> **ACTION ITEM**
Pull every line containing "UniWEBsal" from the data.
[Opening DATASET RECORDS section]
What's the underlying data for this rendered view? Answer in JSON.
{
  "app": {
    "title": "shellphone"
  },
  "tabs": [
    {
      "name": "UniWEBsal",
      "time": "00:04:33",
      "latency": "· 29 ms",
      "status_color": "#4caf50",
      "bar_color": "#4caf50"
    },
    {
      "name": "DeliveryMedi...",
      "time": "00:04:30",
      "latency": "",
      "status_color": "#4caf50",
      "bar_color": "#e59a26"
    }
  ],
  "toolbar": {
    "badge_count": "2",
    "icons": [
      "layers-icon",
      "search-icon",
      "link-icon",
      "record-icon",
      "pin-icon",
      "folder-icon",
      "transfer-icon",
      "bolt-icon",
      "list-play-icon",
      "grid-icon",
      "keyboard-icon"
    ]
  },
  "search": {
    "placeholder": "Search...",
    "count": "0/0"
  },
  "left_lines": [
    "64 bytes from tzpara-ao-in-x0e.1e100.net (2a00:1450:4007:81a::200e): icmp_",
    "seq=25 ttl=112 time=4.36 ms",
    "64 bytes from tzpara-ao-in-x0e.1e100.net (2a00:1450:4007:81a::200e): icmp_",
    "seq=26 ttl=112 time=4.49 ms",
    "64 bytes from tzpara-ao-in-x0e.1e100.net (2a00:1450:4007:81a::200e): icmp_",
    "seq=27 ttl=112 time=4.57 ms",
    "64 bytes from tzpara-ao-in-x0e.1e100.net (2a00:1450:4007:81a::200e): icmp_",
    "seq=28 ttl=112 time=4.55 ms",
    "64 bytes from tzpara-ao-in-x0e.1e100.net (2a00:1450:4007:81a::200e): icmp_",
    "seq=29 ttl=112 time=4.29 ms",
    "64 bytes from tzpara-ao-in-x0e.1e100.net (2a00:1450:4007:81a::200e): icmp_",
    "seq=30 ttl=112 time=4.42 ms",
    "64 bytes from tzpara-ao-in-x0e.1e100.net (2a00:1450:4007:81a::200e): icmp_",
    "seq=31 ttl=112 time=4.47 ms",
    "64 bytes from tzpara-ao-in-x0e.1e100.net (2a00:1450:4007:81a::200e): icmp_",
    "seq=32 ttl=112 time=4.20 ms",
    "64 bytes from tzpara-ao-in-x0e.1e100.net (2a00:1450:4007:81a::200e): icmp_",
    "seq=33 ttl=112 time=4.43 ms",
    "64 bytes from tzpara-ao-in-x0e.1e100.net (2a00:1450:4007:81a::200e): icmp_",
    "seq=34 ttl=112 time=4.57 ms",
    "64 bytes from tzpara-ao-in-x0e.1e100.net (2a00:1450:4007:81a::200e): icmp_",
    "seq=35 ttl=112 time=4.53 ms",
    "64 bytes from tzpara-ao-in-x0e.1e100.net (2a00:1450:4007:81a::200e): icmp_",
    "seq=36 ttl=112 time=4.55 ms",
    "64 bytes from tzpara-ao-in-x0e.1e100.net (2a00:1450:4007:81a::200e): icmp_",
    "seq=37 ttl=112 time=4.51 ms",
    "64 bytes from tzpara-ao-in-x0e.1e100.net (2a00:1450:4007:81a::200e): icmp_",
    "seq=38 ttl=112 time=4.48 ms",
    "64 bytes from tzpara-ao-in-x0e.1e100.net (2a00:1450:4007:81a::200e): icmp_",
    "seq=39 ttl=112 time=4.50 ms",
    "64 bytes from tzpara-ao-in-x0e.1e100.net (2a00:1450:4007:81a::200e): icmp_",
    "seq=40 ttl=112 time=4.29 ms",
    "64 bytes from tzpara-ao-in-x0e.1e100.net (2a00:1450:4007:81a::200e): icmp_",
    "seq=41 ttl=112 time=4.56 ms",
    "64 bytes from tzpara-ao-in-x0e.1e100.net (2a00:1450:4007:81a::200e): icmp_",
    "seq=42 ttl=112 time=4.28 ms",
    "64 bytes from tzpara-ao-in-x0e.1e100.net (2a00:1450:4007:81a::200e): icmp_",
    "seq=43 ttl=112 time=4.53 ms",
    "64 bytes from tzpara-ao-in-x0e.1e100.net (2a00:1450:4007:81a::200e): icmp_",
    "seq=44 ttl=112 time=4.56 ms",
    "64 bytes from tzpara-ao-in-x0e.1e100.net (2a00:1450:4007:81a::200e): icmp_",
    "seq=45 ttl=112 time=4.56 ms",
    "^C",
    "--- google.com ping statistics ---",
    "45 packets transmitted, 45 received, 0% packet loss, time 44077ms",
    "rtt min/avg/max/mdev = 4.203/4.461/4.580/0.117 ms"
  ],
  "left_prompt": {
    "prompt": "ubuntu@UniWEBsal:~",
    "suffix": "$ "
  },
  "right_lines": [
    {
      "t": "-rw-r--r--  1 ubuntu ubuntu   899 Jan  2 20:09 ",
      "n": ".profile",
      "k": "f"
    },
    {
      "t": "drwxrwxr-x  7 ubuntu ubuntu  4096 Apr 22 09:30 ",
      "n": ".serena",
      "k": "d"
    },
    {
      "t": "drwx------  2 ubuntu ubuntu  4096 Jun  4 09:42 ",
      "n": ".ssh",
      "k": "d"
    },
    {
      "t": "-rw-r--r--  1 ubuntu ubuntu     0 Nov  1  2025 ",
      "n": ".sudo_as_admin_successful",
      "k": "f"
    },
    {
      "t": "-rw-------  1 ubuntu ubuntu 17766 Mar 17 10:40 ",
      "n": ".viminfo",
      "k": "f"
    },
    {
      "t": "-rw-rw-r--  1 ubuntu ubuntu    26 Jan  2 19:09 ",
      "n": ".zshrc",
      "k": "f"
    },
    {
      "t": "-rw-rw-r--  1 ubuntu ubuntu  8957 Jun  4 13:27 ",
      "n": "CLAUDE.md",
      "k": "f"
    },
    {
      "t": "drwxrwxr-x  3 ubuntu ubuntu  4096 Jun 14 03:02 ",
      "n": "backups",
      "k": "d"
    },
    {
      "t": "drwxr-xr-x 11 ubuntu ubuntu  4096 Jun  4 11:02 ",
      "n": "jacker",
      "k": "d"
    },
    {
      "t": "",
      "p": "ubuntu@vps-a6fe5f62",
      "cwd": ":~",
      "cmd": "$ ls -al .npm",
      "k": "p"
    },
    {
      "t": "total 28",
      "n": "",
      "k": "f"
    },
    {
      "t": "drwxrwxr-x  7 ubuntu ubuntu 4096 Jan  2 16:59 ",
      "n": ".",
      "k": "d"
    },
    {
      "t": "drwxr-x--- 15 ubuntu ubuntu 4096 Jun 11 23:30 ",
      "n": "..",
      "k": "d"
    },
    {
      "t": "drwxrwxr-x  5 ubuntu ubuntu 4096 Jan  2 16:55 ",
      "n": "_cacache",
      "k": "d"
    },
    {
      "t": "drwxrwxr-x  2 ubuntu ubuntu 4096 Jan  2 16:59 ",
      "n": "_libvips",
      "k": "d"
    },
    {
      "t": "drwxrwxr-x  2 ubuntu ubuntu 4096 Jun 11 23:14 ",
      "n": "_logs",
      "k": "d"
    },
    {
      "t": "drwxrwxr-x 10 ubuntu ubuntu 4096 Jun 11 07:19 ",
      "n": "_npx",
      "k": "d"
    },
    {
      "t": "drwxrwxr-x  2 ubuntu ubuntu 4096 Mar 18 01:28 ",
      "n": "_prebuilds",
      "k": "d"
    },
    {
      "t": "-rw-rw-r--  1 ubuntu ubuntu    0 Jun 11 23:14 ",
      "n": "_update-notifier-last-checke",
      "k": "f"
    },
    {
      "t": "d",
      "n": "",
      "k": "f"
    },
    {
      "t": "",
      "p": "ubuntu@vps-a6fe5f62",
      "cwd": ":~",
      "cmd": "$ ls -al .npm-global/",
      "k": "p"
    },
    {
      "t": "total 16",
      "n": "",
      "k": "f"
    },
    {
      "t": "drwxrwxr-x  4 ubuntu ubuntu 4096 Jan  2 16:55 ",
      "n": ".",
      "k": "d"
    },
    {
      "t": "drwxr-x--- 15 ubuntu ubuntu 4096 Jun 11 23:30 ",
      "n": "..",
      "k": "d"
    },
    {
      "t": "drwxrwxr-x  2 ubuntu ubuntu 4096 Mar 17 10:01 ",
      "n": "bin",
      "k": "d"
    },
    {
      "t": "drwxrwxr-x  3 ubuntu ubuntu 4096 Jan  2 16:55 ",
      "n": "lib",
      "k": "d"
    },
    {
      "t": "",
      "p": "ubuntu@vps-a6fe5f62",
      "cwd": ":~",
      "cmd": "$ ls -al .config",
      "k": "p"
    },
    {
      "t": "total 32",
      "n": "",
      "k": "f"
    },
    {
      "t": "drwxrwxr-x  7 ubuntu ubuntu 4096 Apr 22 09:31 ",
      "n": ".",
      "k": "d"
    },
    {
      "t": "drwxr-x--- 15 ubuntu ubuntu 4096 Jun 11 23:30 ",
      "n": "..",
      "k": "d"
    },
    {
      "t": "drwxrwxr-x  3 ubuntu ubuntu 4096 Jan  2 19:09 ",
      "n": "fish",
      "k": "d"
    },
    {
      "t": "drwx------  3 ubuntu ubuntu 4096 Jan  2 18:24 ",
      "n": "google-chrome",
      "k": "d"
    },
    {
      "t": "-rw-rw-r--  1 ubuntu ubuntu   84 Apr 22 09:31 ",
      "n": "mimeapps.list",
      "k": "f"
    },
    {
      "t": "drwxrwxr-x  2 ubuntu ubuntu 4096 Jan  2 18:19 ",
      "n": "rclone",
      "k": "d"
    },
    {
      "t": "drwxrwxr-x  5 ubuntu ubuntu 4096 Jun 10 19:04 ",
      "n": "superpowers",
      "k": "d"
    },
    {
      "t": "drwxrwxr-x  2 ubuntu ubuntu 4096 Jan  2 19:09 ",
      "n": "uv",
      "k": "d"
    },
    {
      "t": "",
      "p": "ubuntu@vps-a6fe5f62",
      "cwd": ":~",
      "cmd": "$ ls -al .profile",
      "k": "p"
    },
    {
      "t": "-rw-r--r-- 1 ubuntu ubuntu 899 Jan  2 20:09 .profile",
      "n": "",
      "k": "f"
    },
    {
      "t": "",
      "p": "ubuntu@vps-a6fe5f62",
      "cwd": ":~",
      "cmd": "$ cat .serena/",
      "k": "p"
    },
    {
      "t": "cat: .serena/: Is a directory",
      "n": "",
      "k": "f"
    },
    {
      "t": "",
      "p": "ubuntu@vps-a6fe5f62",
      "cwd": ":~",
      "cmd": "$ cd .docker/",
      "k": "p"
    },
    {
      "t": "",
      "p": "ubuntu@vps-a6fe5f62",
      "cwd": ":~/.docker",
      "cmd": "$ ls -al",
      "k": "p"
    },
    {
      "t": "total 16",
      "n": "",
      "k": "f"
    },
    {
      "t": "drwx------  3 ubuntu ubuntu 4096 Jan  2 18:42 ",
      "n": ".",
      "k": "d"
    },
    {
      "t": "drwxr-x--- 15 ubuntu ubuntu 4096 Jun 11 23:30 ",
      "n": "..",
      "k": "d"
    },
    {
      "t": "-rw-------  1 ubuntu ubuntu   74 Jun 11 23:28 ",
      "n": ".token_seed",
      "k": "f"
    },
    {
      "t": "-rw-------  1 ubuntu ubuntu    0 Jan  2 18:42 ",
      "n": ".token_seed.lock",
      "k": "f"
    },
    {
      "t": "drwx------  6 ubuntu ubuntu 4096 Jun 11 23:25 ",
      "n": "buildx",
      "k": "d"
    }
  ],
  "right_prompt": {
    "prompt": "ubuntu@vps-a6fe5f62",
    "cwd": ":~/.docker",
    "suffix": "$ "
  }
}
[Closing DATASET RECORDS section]
> **REPLY**
      "name": "UniWEBsal",
    "prompt": "ubuntu@UniWEBsal:~",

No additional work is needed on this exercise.